Christina Sotrillis isn’t teaching her young students anything she hasn’t taught her own children.
The French and Greek preschool teacher at École Socrates-Démosthène’s Roxboro campus says learning gratitude is an important life lesson. “It’s a lesson I always speak to them about, about privilege,” says the Laval resident. “When children watch you give, they grow up knowing that it’s something that comes naturally, and they will always be grateful. When they learn that it’s just so beautiful.”
Sotrillis’ young charges – ages 3-5 – already know what it means to make a conscious decision to part with something they love to benefit another human being. Her class, like every class at the Roxboro Socrates campus, just celebrated its fourth year of the Adopt a Family project, a school-wide initiative that teaches the value of giving and involves everyone.
“Essentially each class adopts a family,” principal Christos Filandrianos told The Suburban.
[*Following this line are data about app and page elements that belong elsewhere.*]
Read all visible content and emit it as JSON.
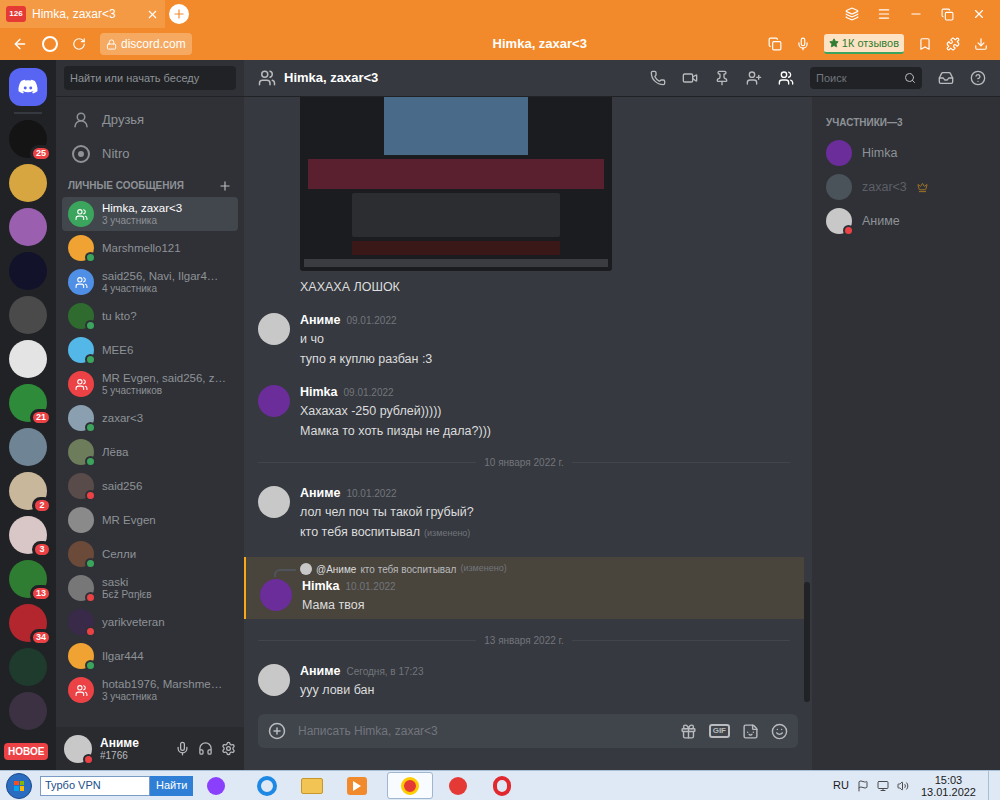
{
  "browser": {
    "tab": {
      "title": "Himka, zaxar<3",
      "badge": "126"
    },
    "address": "discord.com",
    "page_title": "Himka, zaxar<3",
    "reviews": "1К отзывов"
  },
  "servers": {
    "home": {
      "selected": true
    },
    "new_label": "НОВОЕ",
    "items": [
      {
        "badge": "25",
        "color": "#141414"
      },
      {
        "badge": "",
        "color": "#d7a640"
      },
      {
        "badge": "",
        "color": "#9b5fb0"
      },
      {
        "badge": "",
        "color": "#12122a"
      },
      {
        "badge": "",
        "color": "#4a4a4a"
      },
      {
        "badge": "",
        "color": "#e4e4e4"
      },
      {
        "badge": "21",
        "color": "#2e8b3a"
      },
      {
        "badge": "",
        "color": "#6f8596"
      },
      {
        "badge": "2",
        "color": "#c9b79b"
      },
      {
        "badge": "3",
        "color": "#d9c6c6"
      },
      {
        "badge": "13",
        "color": "#2f7d32"
      },
      {
        "badge": "34",
        "color": "#b3262e"
      },
      {
        "badge": "",
        "color": "#1e3b2d"
      },
      {
        "badge": "",
        "color": "#3b3142"
      }
    ]
  },
  "dm_sidebar": {
    "search_placeholder": "Найти или начать беседу",
    "nav": [
      {
        "label": "Друзья"
      },
      {
        "label": "Nitro"
      }
    ],
    "section_title": "ЛИЧНЫЕ СООБЩЕНИЯ",
    "items": [
      {
        "name": "Himka, zaxar<3",
        "subtitle": "3 участника",
        "kind": "group",
        "color": "#3ba55d",
        "status": "none",
        "selected": true
      },
      {
        "name": "Marshmello121",
        "subtitle": "",
        "kind": "user",
        "color": "#f0a232",
        "status": "online",
        "selected": false
      },
      {
        "name": "said256, Navi, Ilgar4…",
        "subtitle": "4 участника",
        "kind": "group",
        "color": "#4f8fe6",
        "status": "none",
        "selected": false
      },
      {
        "name": "tu kto?",
        "subtitle": "",
        "kind": "user",
        "color": "#2f6b2f",
        "status": "online",
        "selected": false
      },
      {
        "name": "MEE6",
        "subtitle": "",
        "kind": "user",
        "color": "#53b7e8",
        "status": "online",
        "selected": false
      },
      {
        "name": "MR Evgen, said256, z…",
        "subtitle": "5 участников",
        "kind": "group",
        "color": "#ed4245",
        "status": "none",
        "selected": false
      },
      {
        "name": "zaxar<3",
        "subtitle": "",
        "kind": "user",
        "color": "#8aa0b0",
        "status": "online",
        "selected": false
      },
      {
        "name": "Лёва",
        "subtitle": "",
        "kind": "user",
        "color": "#6d7c5a",
        "status": "online",
        "selected": false
      },
      {
        "name": "said256",
        "subtitle": "",
        "kind": "user",
        "color": "#5a4b4b",
        "status": "dnd",
        "selected": false
      },
      {
        "name": "MR Evgen",
        "subtitle": "",
        "kind": "user",
        "color": "#8a8a8a",
        "status": "none",
        "selected": false
      },
      {
        "name": "Селли",
        "subtitle": "",
        "kind": "user",
        "color": "#6b4a3a",
        "status": "online",
        "selected": false
      },
      {
        "name": "saski",
        "subtitle": "Бєž Pαŋłεв",
        "kind": "user",
        "color": "#777777",
        "status": "dnd",
        "selected": false
      },
      {
        "name": "yarikveteran",
        "subtitle": "",
        "kind": "user",
        "color": "#3a2a4a",
        "status": "dnd",
        "selected": false
      },
      {
        "name": "Ilgar444",
        "subtitle": "",
        "kind": "user",
        "color": "#f0a232",
        "status": "online",
        "selected": false
      },
      {
        "name": "hotab1976, Marshme…",
        "subtitle": "3 участника",
        "kind": "group",
        "color": "#ed4245",
        "status": "none",
        "selected": false
      }
    ]
  },
  "user_panel": {
    "name": "Аниме",
    "tag": "#1766",
    "status": "dnd",
    "color": "#c8c8c8"
  },
  "chat": {
    "title": "Himka, zaxar<3",
    "search_placeholder": "Поиск",
    "input_placeholder": "Написать Himka, zaxar<3",
    "gif_label": "GIF",
    "items": [
      {
        "kind": "continuation",
        "attachment": true,
        "lines": [
          {
            "text": "ХАХАХА ЛОШОК",
            "edited": ""
          }
        ]
      },
      {
        "kind": "group",
        "author": "Аниме",
        "time": "09.01.2022",
        "color": "#c8c8c8",
        "highlighted": false,
        "reply": null,
        "lines": [
          {
            "text": "и чо",
            "edited": ""
          },
          {
            "text": "тупо я куплю разбан :3",
            "edited": ""
          }
        ]
      },
      {
        "kind": "group",
        "author": "Himka",
        "time": "09.01.2022",
        "color": "#6a2d9a",
        "highlighted": false,
        "reply": null,
        "lines": [
          {
            "text": "Хахахах -250 рублей)))))",
            "edited": ""
          },
          {
            "text": "Мамка то хоть пизды не дала?)))",
            "edited": ""
          }
        ]
      },
      {
        "kind": "divider",
        "label": "10 января 2022 г."
      },
      {
        "kind": "group",
        "author": "Аниме",
        "time": "10.01.2022",
        "color": "#c8c8c8",
        "highlighted": false,
        "reply": null,
        "lines": [
          {
            "text": "лол чел поч ты такой грубый?",
            "edited": ""
          },
          {
            "text": "кто тебя воспитывал",
            "edited": "(изменено)"
          }
        ]
      },
      {
        "kind": "group",
        "author": "Himka",
        "time": "10.01.2022",
        "color": "#6a2d9a",
        "highlighted": true,
        "reply": {
          "mention": "@Аниме",
          "text": "кто тебя воспитывал",
          "edited": "(изменено)",
          "color": "#c8c8c8"
        },
        "lines": [
          {
            "text": "Мама твоя",
            "edited": ""
          }
        ]
      },
      {
        "kind": "divider",
        "label": "13 января 2022 г."
      },
      {
        "kind": "group",
        "author": "Аниме",
        "time": "Сегодня, в 17:23",
        "color": "#c8c8c8",
        "highlighted": false,
        "reply": null,
        "lines": [
          {
            "text": "ууу лови бан",
            "edited": ""
          }
        ]
      }
    ]
  },
  "members": {
    "title": "УЧАСТНИКИ—3",
    "items": [
      {
        "name": "Himka",
        "color": "#6a2d9a",
        "status": "none",
        "offline": false,
        "owner": false
      },
      {
        "name": "zaxar<3",
        "color": "#8aa0b0",
        "status": "none",
        "offline": true,
        "owner": true
      },
      {
        "name": "Аниме",
        "color": "#c8c8c8",
        "status": "dnd",
        "offline": false,
        "owner": false
      }
    ]
  },
  "taskbar": {
    "search_value": "Турбо VPN",
    "search_button": "Найти",
    "lang": "RU",
    "time": "15:03",
    "date": "13.01.2022"
  }
}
Working with Maison Bleue’s Parc Extension team, the administration is given coordinates of families in Parc Ex dealing with poverty, health issues, family separations and more, along with very detailed lists of specific needs. It could be a single parent struggling to put food on the table or warm boots on her children, or a family with a sick parent who is unable to provide.
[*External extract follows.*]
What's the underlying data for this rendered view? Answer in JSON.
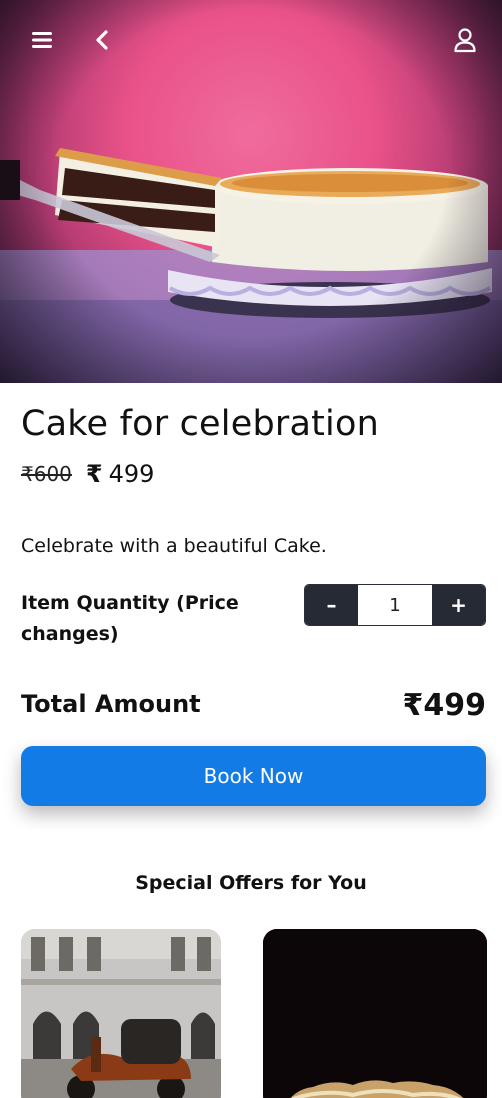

For almost a month every year, students, parents, teachers and other staff get to work in support of these families. It’s all very discreet, and recipient families only know that a school group will deliver some items to them in mid-December.
Each family can easily receive two carloads full of goods, and it’s not just a bunch of cans in a box says Filandrianos. “No it’s a very specific list” that can include baby supplies, food items mindful of dietary or religious restrictions, children’s clothing in specific sizes and much more. Many students’ families will bring in cases of food, loads of gently worn and new clothing, and gift cards. “A lot of gift cards,” says Filandrianos, “several thousands of dollars’ worth.”
Gift cards are targeted for local stores, mindful of the recipient’s challenges. Indeed, for disadvantaged families often with no access to childcare, a shopping trip is no mere jaunt in the car to a mall, but rather a trek on foot, bus rides, long waits and hauling with kids in tow. “We know most if not all of these families rely on public transit as their only means of transportation and we want to make it as easy as possible for them to get what they need, especially during a pandemic.”
“I talk to my students,” says Sotrillis, “and ask them if there’s something that they really enjoy playing with, and if they would consider letting another child have it to enjoy. It’s hard for them to give up a toy they enjoy but they think about it and you’d be surprised how quickly they decide that yes, they will bring something from home to give to another child.” Even she says, a child they will never meet.
“It’s important for them to know and learn that of course, life is not always about us.” It’s the Greek way, philotimo; unconditional generosity, honour and hospitality.
For a lot of the kids in the Socrates-Démosthène family says Filandrianos, “this helps them understand that not everyone is as lucky or privileged to have a full table, a full fridge, or get to take vacations.” The effort expands their horizons, makes them realize how interconnected they all are. “It’s easy to do” adds Sotrillis, “just show them and they respond.”
Indeed, the whole school family gets on board with palpable energy as people flock to the school to bring much anticipated items and generosity for their recipients. The 200-plus students and some 50 parents and staff accumulate the goods over several weeks, triaged at the school to ensure efficient distribution before the big day, when a convoy of cars rolls up to the school and loads up for the big delivery.
The Socrates-Démosthène school community, some 1200 students from Pre-K to high school in five campuses in Laval, Montreal, the West Island and South Shore, represent a century-old tradition of excellence and pursues a whole host of philanthropic initiatives throughout the year. For its part, the Socrates Roxboro campus parents came up with the adopt-a-family idea almost five years ago.
There are no high fives and hugs with recipients this year, but there are a lot of waves, smiles and even some tears. “You cannot forget the human element” says Filandrianos. “This is what we tell our children. There is no excuse not to help.” Indeed says Sotrillis, whose own teenaged daughter was moved by the reaction of one small child receiving a gift of clothing and toys.
“‘All this is for me?’ she asked, with tears in her eyes. ‘Really all of this is for me?’
It was amazing.”